Passing Personality Testing At Assessment Centres

Personality Testing At Assessment Centres

Personality testing and profiling is big business, and whatever your personal feelings about these psychometric tests, employers feel that they add to the recruitment and assessment centre process and therefore you should expect to have to complete one for most jobs (especially supervisor level and above).

Personality profiling is aimed at finding out whether you fit into the organisation and how you operate.  Some organisations are highly driven and want staff who score high on ambition and drive, whereas other organisations run more as a cooperative and are looking for more cooperative employees, who are willing to sacrifice their own ideas and glory for the good of the whole team.  These are extreme examples but I am sure you can see that someone who fits the first category would be frustrated in an organisation offering the second setting.
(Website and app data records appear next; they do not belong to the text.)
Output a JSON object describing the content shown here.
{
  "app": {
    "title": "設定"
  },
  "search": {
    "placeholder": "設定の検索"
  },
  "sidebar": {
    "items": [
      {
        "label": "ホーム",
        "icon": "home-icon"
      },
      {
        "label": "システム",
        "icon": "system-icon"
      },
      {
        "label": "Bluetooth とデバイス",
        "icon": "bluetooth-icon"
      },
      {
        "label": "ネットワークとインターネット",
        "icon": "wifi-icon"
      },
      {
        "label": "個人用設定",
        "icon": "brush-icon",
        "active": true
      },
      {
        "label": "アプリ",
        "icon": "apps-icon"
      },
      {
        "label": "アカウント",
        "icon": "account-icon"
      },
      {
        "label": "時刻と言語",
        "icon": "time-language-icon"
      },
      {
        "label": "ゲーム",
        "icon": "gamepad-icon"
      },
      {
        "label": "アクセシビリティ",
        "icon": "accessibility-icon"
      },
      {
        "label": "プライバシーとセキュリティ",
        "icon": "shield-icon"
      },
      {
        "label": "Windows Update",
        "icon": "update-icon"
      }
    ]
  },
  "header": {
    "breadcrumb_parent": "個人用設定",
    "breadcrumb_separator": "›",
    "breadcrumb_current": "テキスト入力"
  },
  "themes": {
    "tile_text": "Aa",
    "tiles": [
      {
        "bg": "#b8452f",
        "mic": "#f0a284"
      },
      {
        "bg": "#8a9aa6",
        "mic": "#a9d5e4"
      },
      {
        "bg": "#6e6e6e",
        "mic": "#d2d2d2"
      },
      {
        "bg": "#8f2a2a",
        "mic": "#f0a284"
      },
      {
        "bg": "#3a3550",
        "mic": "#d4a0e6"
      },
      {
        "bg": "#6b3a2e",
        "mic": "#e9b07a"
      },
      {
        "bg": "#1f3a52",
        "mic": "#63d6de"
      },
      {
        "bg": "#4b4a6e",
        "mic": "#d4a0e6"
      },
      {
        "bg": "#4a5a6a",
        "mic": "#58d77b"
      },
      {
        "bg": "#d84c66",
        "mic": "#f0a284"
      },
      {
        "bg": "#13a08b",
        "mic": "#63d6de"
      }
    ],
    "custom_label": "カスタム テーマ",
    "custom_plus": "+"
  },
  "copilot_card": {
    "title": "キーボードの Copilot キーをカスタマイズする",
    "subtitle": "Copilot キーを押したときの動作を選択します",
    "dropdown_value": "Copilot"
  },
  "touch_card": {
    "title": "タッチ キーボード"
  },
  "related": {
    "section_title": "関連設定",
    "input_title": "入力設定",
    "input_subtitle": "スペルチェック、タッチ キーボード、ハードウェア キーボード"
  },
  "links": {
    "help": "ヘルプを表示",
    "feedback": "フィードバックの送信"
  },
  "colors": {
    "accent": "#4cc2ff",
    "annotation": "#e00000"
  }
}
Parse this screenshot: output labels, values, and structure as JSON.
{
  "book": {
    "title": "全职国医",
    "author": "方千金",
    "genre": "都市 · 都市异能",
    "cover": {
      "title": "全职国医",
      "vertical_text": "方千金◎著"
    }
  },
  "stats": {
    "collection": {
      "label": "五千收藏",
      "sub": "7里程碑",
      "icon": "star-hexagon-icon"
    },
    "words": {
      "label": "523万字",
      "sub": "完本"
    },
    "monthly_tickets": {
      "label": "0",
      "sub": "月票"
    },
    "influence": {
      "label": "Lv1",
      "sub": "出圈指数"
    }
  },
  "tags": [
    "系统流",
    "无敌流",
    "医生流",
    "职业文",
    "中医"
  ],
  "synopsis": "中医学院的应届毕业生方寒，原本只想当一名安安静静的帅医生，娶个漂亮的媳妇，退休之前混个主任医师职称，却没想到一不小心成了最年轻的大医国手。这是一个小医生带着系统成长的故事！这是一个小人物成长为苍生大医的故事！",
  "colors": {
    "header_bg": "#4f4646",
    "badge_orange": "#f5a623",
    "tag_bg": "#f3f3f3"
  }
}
Traditionally personality profiling centres around what is known as the Big Five personality traits.  These are traits that have been studied for many years and have been found to be reliable to test (in other words they can be tested fairly accurately on different people and gain reliable results) and consistent in that they don’t suddenly change within most people’s lifetimes.  For example, someone who is an extrovert is not likely to change to become introvert unless they have undergone some life changing experience.  The Big Five are:

  • Extroversion – the amount to which you like to gain energy from the outside world, integrating and sharing ideas
  • Neuroticism/anxiety – this aims to measure how excited or anxious you become around work tasks
  • Openness to experience/conformity – this aims to measure whether you are a ‘corporate beast’ or a ‘maverick’
  • Agreeableness/tender versus tough mindedness – aims to measure the extent to which you follow others and are able to take decisions independently
  • Conscientiousness – this is the amount to which you are able to focus on your work and pay attention to detail.

Have a quick look through that list and think that if each one was depicted as on a line, where would you be on that line?

Can you see that some jobs and some organisations might want very different types of people?  Further that if the fit is not a good one, then you could find the job or workplace very stressful?  For example someone with a high score in neuroticism/anxiety might find that they are driven to complete distraction by a job that relies on detail and deadlines.  A person who prefers conformity at work may feel very uncomfortable in a loosely managed company that values feedback on experience rather than being given direction.  An employee who has a high level of agreeableness and likes to ‘keep the peace’ may struggle when told that they are expected to get tough and make all the decisions themselves.  Finally we all have differences in how much detail we put into our work, and perfectionists do not always work well with those that prefer a broad brush approach.

These Big Five are only the beginning and most personality tests will ascertain these and many other personality factors that sit together, to give an outline of the person and provide insight for the assessors.

Traditionally personality profiles were completed with a pen and paper in a test situation but now it is more likely that you will be sent a link via email and you complete the online test.  There are three critical things that you need to remember:

  1. However much you are tempted, never get anyone else to complete the test for you.  Be honest and complete it yourself.  If your profile is contrary to the employers needs, you would not be happy there and would probably leave anyway, and further, it would be embarrassing to be asked at an interview why you answered a question in a certain way when in the other activities you behaved in a completely different way.
  2. Concentrate and complete the task in one sitting. The computer is not only registering your responses, it is counting how long you take.  If you leave the test midway to have a chat or go and make a drink, your results will be flagged up as ‘odd’ and you will be questioned about this at the assessment centre.  Neither should you be too fast – a paper of around 120 questions should take you about 20-40 minutes to complete.  If you take 10 minutes there is a danger that you have not read and considered the questions sufficiently and if you took over an hour, it may indicate that you are either not taking the test seriously (and you went off to do something else) or that perhaps you were trying to research the ‘right answer’ online or by asking others.
  3. There are no right or wrong answers.  A personality test is not there to find out whether you are an axe-wielding mad person or murderer, it is just about fit – and you will have an opportunity to discuss the outcome and disagree with it if you feel it is not a fair representation of you.

Copyright © 2013 Karen Mannering. All rights reserved.